[Data about app and page elements]
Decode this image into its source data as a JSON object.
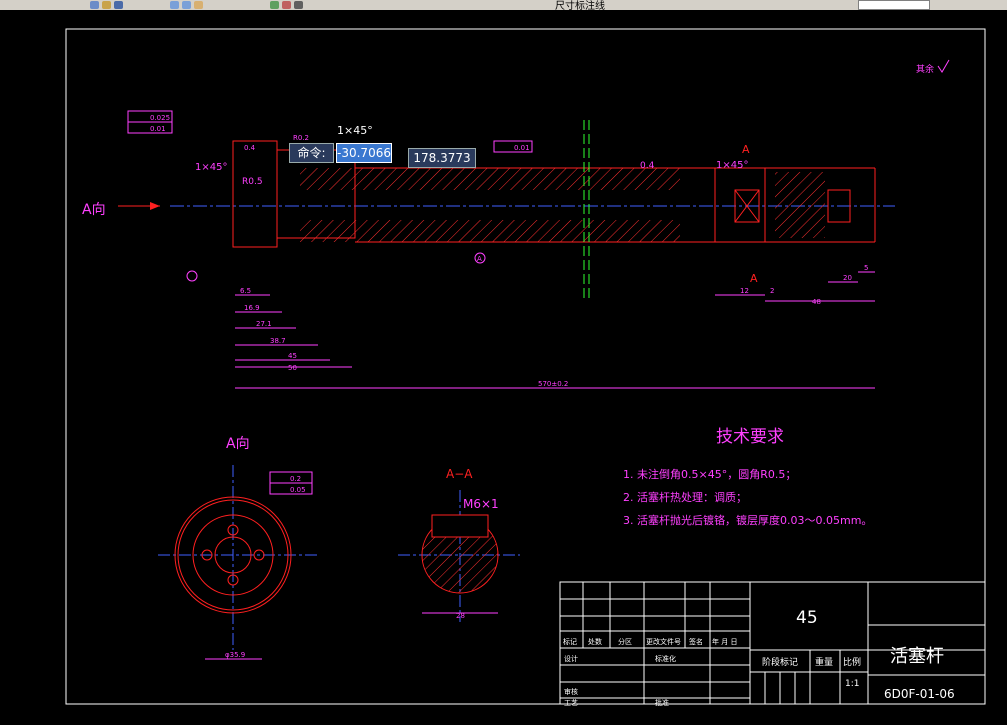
{
  "toolbar": {
    "layer_text": "尺寸标注线",
    "icons": [
      "new-icon",
      "open-icon",
      "save-icon",
      "zoom-in-icon",
      "zoom-out-icon",
      "pan-icon",
      "properties-icon",
      "layer-icon",
      "table-icon"
    ]
  },
  "command": {
    "label": "命令:",
    "value": "-30.7066",
    "coord": "178.3773"
  },
  "drawing": {
    "roughness_note": "其余",
    "direction_label": "A向",
    "section_label_top": "A",
    "section_label_bottom": "A",
    "chamfer_1": "1×45°",
    "chamfer_2": "1×45°",
    "chamfer_3": "1×45°",
    "radius_1": "R0.5",
    "radius_2": "R0.2",
    "roughness_1": "0.4",
    "roughness_2": "0.4",
    "tolerance_1": "0.025",
    "tolerance_2": "0.01",
    "tolerance_3": "0.01",
    "datum": "A",
    "dims_bottom": [
      "6.5",
      "16.9",
      "27.1",
      "38.7",
      "45",
      "50",
      "570±0.2"
    ],
    "dims_right": [
      "12",
      "2",
      "48",
      "20",
      "5"
    ],
    "view_a_label": "A向",
    "view_a_dim": "φ35.9",
    "view_a_tol": "0.2",
    "view_a_tol2": "0.05",
    "section_view_label": "A−A",
    "thread_label": "M6×1",
    "section_dim": "28",
    "tech_title": "技术要求",
    "tech_items": [
      "1. 未注倒角0.5×45°，圆角R0.5；",
      "2. 活塞杆热处理：调质；",
      "3. 活塞杆抛光后镀铬，镀层厚度0.03～0.05mm。"
    ]
  },
  "title_block": {
    "material": "45",
    "part_name": "活塞杆",
    "drawing_no": "6D0F-01-06",
    "row_labels": [
      "标记",
      "处数",
      "分区",
      "更改文件号",
      "签名",
      "年 月 日"
    ],
    "design": "设计",
    "standardize": "标准化",
    "review": "审核",
    "process": "工艺",
    "approve": "批准",
    "stage": "阶段标记",
    "weight": "重量",
    "scale_label": "比例",
    "scale": "1:1"
  }
}
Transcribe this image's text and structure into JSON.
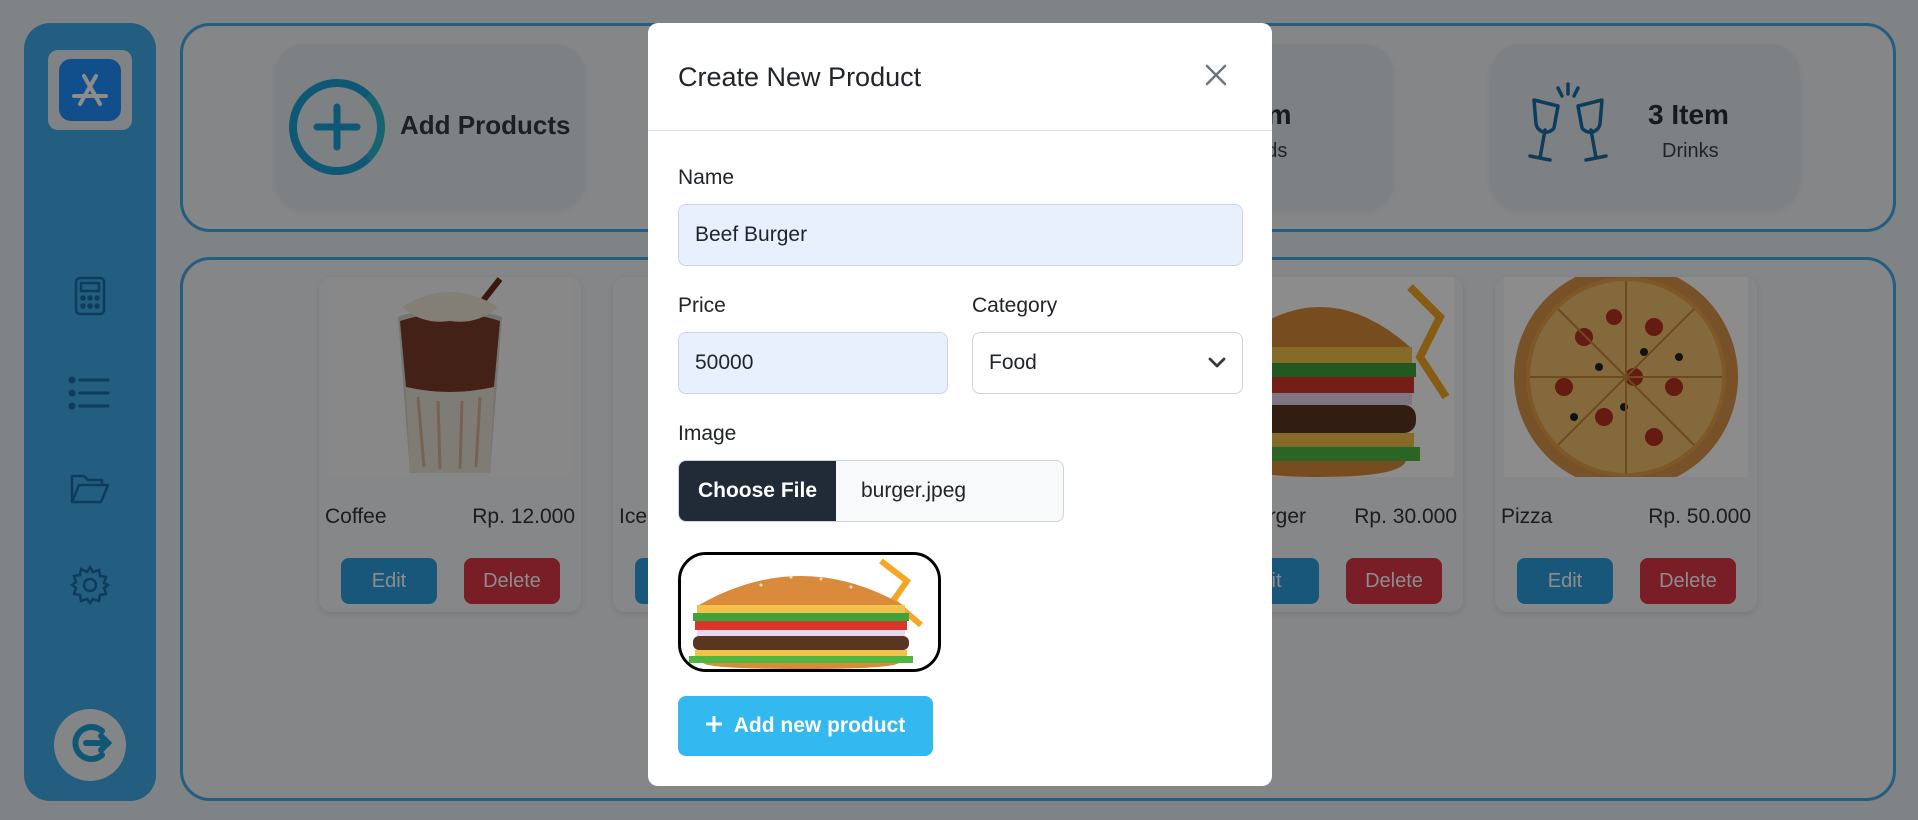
{
  "stats": {
    "add_label": "Add Products",
    "food_count": "Item",
    "food_label": "oods",
    "drink_count": "3 Item",
    "drink_label": "Drinks"
  },
  "products": [
    {
      "name": "Coffee",
      "price": "Rp. 12.000",
      "edit": "Edit",
      "delete": "Delete"
    },
    {
      "name": "Ice",
      "price": "",
      "edit": "",
      "delete": ""
    },
    {
      "name": "urger",
      "price": "Rp. 30.000",
      "edit": "dit",
      "delete": "Delete"
    },
    {
      "name": "Pizza",
      "price": "Rp. 50.000",
      "edit": "Edit",
      "delete": "Delete"
    }
  ],
  "modal": {
    "title": "Create New Product",
    "name_label": "Name",
    "name_value": "Beef Burger",
    "price_label": "Price",
    "price_value": "50000",
    "category_label": "Category",
    "category_value": "Food",
    "image_label": "Image",
    "choose_file": "Choose File",
    "file_name": "burger.jpeg",
    "submit": "Add new product"
  },
  "colors": {
    "accent": "#40a9e8",
    "danger": "#dc3545",
    "submit": "#34b8f0",
    "file_button": "#212b38"
  },
  "icons": [
    "app-store-icon",
    "calculator-icon",
    "list-icon",
    "folder-icon",
    "gear-icon",
    "logout-icon",
    "plus-circle-icon",
    "cheers-icon",
    "close-icon",
    "chevron-down-icon",
    "plus-icon"
  ]
}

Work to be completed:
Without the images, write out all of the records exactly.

Your solution:
Decode this image into its source data as a JSON object.
{
  "toolbar": {
    "layer_text": "尺寸标注线",
    "icons": [
      "new-icon",
      "open-icon",
      "save-icon",
      "zoom-in-icon",
      "zoom-out-icon",
      "pan-icon",
      "properties-icon",
      "layer-icon",
      "table-icon"
    ]
  },
  "command": {
    "label": "命令:",
    "value": "-30.7066",
    "coord": "178.3773"
  },
  "drawing": {
    "roughness_note": "其余",
    "direction_label": "A向",
    "section_label_top": "A",
    "section_label_bottom": "A",
    "chamfer_1": "1×45°",
    "chamfer_2": "1×45°",
    "chamfer_3": "1×45°",
    "radius_1": "R0.5",
    "radius_2": "R0.2",
    "roughness_1": "0.4",
    "roughness_2": "0.4",
    "tolerance_1": "0.025",
    "tolerance_2": "0.01",
    "tolerance_3": "0.01",
    "datum": "A",
    "dims_bottom": [
      "6.5",
      "16.9",
      "27.1",
      "38.7",
      "45",
      "50",
      "570±0.2"
    ],
    "dims_right": [
      "12",
      "2",
      "48",
      "20",
      "5"
    ],
    "view_a_label": "A向",
    "view_a_dim": "φ35.9",
    "view_a_tol": "0.2",
    "view_a_tol2": "0.05",
    "section_view_label": "A−A",
    "thread_label": "M6×1",
    "section_dim": "28",
    "tech_title": "技术要求",
    "tech_items": [
      "1. 未注倒角0.5×45°，圆角R0.5；",
      "2. 活塞杆热处理：调质；",
      "3. 活塞杆抛光后镀铬，镀层厚度0.03～0.05mm。"
    ]
  },
  "title_block": {
    "material": "45",
    "part_name": "活塞杆",
    "drawing_no": "6D0F-01-06",
    "row_labels": [
      "标记",
      "处数",
      "分区",
      "更改文件号",
      "签名",
      "年 月 日"
    ],
    "design": "设计",
    "standardize": "标准化",
    "review": "审核",
    "process": "工艺",
    "approve": "批准",
    "stage": "阶段标记",
    "weight": "重量",
    "scale_label": "比例",
    "scale": "1:1"
  }
}
Transcribe this image's text and structure into JSON.
{
  "stats": {
    "add_label": "Add Products",
    "food_count": "Item",
    "food_label": "oods",
    "drink_count": "3 Item",
    "drink_label": "Drinks"
  },
  "products": [
    {
      "name": "Coffee",
      "price": "Rp. 12.000",
      "edit": "Edit",
      "delete": "Delete"
    },
    {
      "name": "Ice",
      "price": "",
      "edit": "",
      "delete": ""
    },
    {
      "name": "urger",
      "price": "Rp. 30.000",
      "edit": "dit",
      "delete": "Delete"
    },
    {
      "name": "Pizza",
      "price": "Rp. 50.000",
      "edit": "Edit",
      "delete": "Delete"
    }
  ],
  "modal": {
    "title": "Create New Product",
    "name_label": "Name",
    "name_value": "Beef Burger",
    "price_label": "Price",
    "price_value": "50000",
    "category_label": "Category",
    "category_value": "Food",
    "image_label": "Image",
    "choose_file": "Choose File",
    "file_name": "burger.jpeg",
    "submit": "Add new product"
  },
  "colors": {
    "accent": "#40a9e8",
    "danger": "#dc3545",
    "submit": "#34b8f0",
    "file_button": "#212b38"
  },
  "icons": [
    "app-store-icon",
    "calculator-icon",
    "list-icon",
    "folder-icon",
    "gear-icon",
    "logout-icon",
    "plus-circle-icon",
    "cheers-icon",
    "close-icon",
    "chevron-down-icon",
    "plus-icon"
  ]
}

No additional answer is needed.